1. A high elevation mask, comprising a body portion adapted to enclose a breathing chamber as worn, a marginal face-contacting plate of such width as to contact large areas about the upper part of the nose, the sides of the cheeks and under the chin of the wearer, said plate being connected substantially along its center with the edge of said body portion andhaving the inwardly extended part thereof thin and flexible and connected at an acute angle to bring it close to the mask body, the outer portion of said plate forming in effect a continuation of said mask body, the said plate being adapted to rock on its line of union with the mask body to fit closely the large areas over the sides of the cheeks and under the chin, a gas inlet part having a thickened connection to the body part at the center of the mask,
and the under chin portion of said plate being united to the mask body and to the inlet part in a thickened mass forming a stress-resisting chin rest.
2. A high elevation mask, comprising a body portion adapted to enclose a breathing chamber as worn, a marginal face-contacting plate of such width as to contact large areas about the upper part of the nose, the sides of the cheeks, and under the chin of the wearer, the inner edges of said plate forming a contracted relatively small opening into the breathing chamber, an air inlet tube and branches therefrom anchored to the body portion of the mask across the lower central part thereof, said plate being connected substantially I nnrmrmcas crrnn Thefollowing references are of record in the file of this patent:
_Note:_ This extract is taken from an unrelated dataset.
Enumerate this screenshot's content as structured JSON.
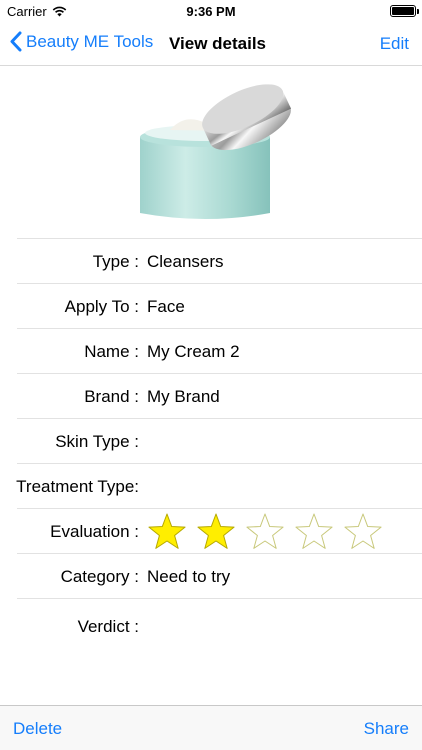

UNITED STATES PATENTS Number Name Date 2,348,108 Bulbulian May 2, 1944 FOREIGN PATENTS I Number Country Date 655,457 Germany Nov. 23, 1932 669,254 Germany Mar. 23, 1934